"The school, people in the community, people who have regular contact with the children - it wasn't a singular source, and so that was also concerning and elevates how a referral should be handled," said Kent.
"This is a systemic failure from top to bottom. This is the worst case I've seen. It's the best example of the worst social work I've ever seen," said Moody.
The children are currently in homes in Washington, Colorado and California. Four live with relatives and one is in a foster home. Only two of the children live together.
The tort claims filed on their behalf Wednesday ask for $15 million each for the 18-year-old twins and $8 million each for the 12, 14, and 15-year-olds. If the state doesn't respond within 60 days, the plaintiffs' attorneys will file a lawsuit against the state seeking damages.
Tort claims are filed with the State Department of Enterprise Services. The process is explained on the department’s website:

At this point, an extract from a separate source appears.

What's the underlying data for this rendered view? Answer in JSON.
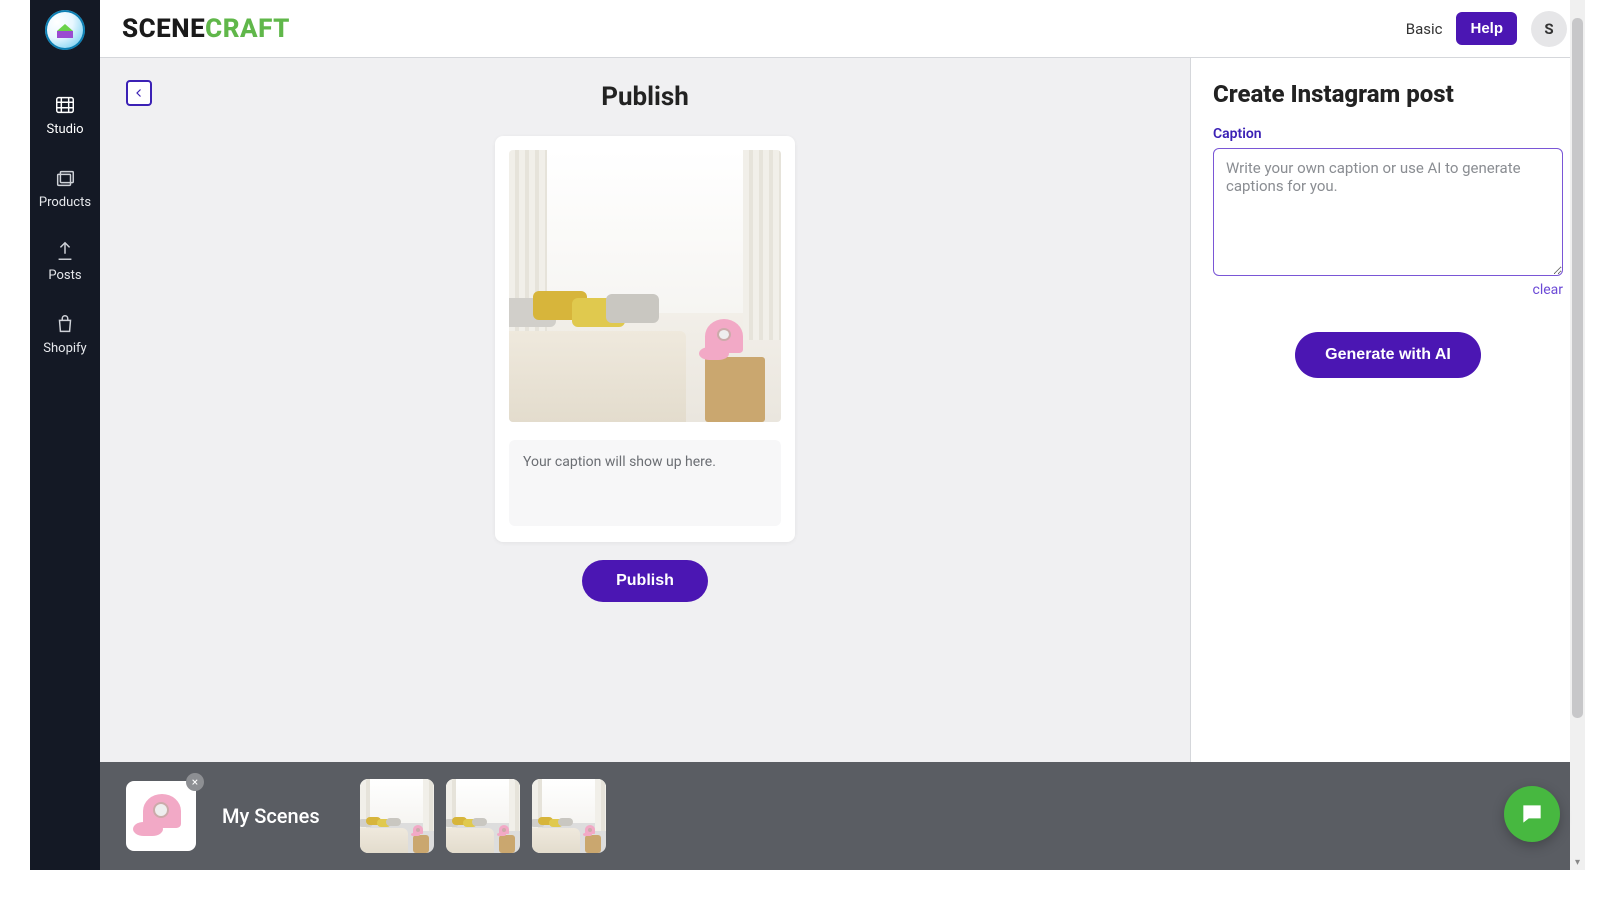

“ORM objectively determines the state's liability for claimed injuries. It fairly compensates claimants for damages when liability is supported by evidence and denies claims when liability is unsupported. ORM recognizes its stewardship role in protecting state resources by striving for efficient and timely service to citizens. Approved claims are paid out of the Self-Insurance Liability Program (SILP), which is funded by state agencies."